● **EXERCISE GOAL**
Please reproduce each of the entries below exactly as they appear.

● **GIVEN ENTRIES**
____

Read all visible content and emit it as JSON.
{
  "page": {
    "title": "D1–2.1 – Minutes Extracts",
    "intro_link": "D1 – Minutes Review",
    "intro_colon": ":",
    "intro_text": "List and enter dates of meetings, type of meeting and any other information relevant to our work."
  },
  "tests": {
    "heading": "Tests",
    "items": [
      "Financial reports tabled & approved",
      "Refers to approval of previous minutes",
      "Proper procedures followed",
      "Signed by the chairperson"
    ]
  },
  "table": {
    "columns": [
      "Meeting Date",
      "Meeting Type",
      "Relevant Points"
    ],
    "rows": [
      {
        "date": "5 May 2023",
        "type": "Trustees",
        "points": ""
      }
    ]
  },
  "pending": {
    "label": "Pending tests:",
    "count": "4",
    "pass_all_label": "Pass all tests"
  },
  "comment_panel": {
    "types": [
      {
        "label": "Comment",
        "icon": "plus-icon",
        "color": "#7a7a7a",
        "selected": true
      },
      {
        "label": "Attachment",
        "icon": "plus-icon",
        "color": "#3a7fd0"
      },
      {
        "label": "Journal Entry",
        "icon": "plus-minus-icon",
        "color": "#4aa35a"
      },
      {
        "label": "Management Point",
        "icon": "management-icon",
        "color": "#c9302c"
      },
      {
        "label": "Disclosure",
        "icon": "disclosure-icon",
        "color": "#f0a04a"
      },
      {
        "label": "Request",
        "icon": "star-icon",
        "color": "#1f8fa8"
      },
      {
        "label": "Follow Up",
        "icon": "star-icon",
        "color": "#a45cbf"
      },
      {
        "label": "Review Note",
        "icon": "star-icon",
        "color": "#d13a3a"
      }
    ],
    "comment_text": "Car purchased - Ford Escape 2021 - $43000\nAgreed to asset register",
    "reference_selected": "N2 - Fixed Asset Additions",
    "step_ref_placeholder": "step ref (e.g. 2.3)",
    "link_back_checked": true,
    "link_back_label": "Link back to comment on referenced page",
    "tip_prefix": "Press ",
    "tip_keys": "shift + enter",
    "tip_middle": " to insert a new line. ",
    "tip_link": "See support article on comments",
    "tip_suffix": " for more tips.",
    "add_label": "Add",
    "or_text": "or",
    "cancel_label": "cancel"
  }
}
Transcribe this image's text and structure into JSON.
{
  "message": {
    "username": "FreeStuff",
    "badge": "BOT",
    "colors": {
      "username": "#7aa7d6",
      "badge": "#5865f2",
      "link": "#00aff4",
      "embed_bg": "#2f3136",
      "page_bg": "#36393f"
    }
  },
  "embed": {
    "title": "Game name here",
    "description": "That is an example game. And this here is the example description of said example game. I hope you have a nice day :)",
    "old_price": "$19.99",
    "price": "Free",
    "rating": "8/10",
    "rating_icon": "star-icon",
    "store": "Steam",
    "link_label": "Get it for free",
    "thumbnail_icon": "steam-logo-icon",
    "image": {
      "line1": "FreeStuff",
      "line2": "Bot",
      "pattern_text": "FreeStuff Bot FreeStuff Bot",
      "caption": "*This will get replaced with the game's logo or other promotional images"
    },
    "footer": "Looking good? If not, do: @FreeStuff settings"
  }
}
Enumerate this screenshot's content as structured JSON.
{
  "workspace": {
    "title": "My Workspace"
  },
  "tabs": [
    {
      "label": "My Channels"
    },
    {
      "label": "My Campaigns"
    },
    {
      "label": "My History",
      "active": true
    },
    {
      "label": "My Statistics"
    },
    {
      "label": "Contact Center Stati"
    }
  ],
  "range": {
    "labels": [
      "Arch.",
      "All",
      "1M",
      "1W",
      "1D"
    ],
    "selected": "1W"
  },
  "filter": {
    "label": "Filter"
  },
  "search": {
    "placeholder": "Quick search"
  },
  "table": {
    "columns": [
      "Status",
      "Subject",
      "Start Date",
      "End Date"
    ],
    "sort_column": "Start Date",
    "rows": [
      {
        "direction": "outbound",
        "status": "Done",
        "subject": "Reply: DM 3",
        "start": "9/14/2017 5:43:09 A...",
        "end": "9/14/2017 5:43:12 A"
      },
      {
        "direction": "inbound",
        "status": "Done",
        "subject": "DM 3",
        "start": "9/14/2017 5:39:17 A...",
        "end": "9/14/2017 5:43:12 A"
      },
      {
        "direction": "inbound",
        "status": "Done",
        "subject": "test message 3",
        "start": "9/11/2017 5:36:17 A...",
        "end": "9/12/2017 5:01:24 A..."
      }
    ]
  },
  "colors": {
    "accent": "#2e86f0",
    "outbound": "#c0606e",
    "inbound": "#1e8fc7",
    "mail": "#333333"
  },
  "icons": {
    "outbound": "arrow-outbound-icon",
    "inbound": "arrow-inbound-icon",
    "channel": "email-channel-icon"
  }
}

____

● **EXPECTED ANSWER**
Read all visible content and emit it as JSON.
{
  "page": {
    "title": "D1–2.1 – Minutes Extracts",
    "intro_link": "D1 – Minutes Review",
    "intro_colon": ":",
    "intro_text": "List and enter dates of meetings, type of meeting and any other information relevant to our work."
  },
  "tests": {
    "heading": "Tests",
    "items": [
      "Financial reports tabled & approved",
      "Refers to approval of previous minutes",
      "Proper procedures followed",
      "Signed by the chairperson"
    ]
  },
  "table": {
    "columns": [
      "Meeting Date",
      "Meeting Type",
      "Relevant Points"
    ],
    "rows": [
      {
        "date": "5 May 2023",
        "type": "Trustees",
        "points": ""
      }
    ]
  },
  "pending": {
    "label": "Pending tests:",
    "count": "4",
    "pass_all_label": "Pass all tests"
  },
  "comment_panel": {
    "types": [
      {
        "label": "Comment",
        "icon": "plus-icon",
        "color": "#7a7a7a",
        "selected": true
      },
      {
        "label": "Attachment",
        "icon": "plus-icon",
        "color": "#3a7fd0"
      },
      {
        "label": "Journal Entry",
        "icon": "plus-minus-icon",
        "color": "#4aa35a"
      },
      {
        "label": "Management Point",
        "icon": "management-icon",
        "color": "#c9302c"
      },
      {
        "label": "Disclosure",
        "icon": "disclosure-icon",
        "color": "#f0a04a"
      },
      {
        "label": "Request",
        "icon": "star-icon",
        "color": "#1f8fa8"
      },
      {
        "label": "Follow Up",
        "icon": "star-icon",
        "color": "#a45cbf"
      },
      {
        "label": "Review Note",
        "icon": "star-icon",
        "color": "#d13a3a"
      }
    ],
    "comment_text": "Car purchased - Ford Escape 2021 - $43000\nAgreed to asset register",
    "reference_selected": "N2 - Fixed Asset Additions",
    "step_ref_placeholder": "step ref (e.g. 2.3)",
    "link_back_checked": true,
    "link_back_label": "Link back to comment on referenced page",
    "tip_prefix": "Press ",
    "tip_keys": "shift + enter",
    "tip_middle": " to insert a new line. ",
    "tip_link": "See support article on comments",
    "tip_suffix": " for more tips.",
    "add_label": "Add",
    "or_text": "or",
    "cancel_label": "cancel"
  }
}
Transcribe this image's text and structure into JSON.
{
  "message": {
    "username": "FreeStuff",
    "badge": "BOT",
    "colors": {
      "username": "#7aa7d6",
      "badge": "#5865f2",
      "link": "#00aff4",
      "embed_bg": "#2f3136",
      "page_bg": "#36393f"
    }
  },
  "embed": {
    "title": "Game name here",
    "description": "That is an example game. And this here is the example description of said example game. I hope you have a nice day :)",
    "old_price": "$19.99",
    "price": "Free",
    "rating": "8/10",
    "rating_icon": "star-icon",
    "store": "Steam",
    "link_label": "Get it for free",
    "thumbnail_icon": "steam-logo-icon",
    "image": {
      "line1": "FreeStuff",
      "line2": "Bot",
      "pattern_text": "FreeStuff Bot FreeStuff Bot",
      "caption": "*This will get replaced with the game's logo or other promotional images"
    },
    "footer": "Looking good? If not, do: @FreeStuff settings"
  }
}
Enumerate this screenshot's content as structured JSON.
{
  "workspace": {
    "title": "My Workspace"
  },
  "tabs": [
    {
      "label": "My Channels"
    },
    {
      "label": "My Campaigns"
    },
    {
      "label": "My History",
      "active": true
    },
    {
      "label": "My Statistics"
    },
    {
      "label": "Contact Center Stati"
    }
  ],
  "range": {
    "labels": [
      "Arch.",
      "All",
      "1M",
      "1W",
      "1D"
    ],
    "selected": "1W"
  },
  "filter": {
    "label": "Filter"
  },
  "search": {
    "placeholder": "Quick search"
  },
  "table": {
    "columns": [
      "Status",
      "Subject",
      "Start Date",
      "End Date"
    ],
    "sort_column": "Start Date",
    "rows": [
      {
        "direction": "outbound",
        "status": "Done",
        "subject": "Reply: DM 3",
        "start": "9/14/2017 5:43:09 A...",
        "end": "9/14/2017 5:43:12 A"
      },
      {
        "direction": "inbound",
        "status": "Done",
        "subject": "DM 3",
        "start": "9/14/2017 5:39:17 A...",
        "end": "9/14/2017 5:43:12 A"
      },
      {
        "direction": "inbound",
        "status": "Done",
        "subject": "test message 3",
        "start": "9/11/2017 5:36:17 A...",
        "end": "9/12/2017 5:01:24 A..."
      }
    ]
  },
  "colors": {
    "accent": "#2e86f0",
    "outbound": "#c0606e",
    "inbound": "#1e8fc7",
    "mail": "#333333"
  },
  "icons": {
    "outbound": "arrow-outbound-icon",
    "inbound": "arrow-inbound-icon",
    "channel": "email-channel-icon"
  }
}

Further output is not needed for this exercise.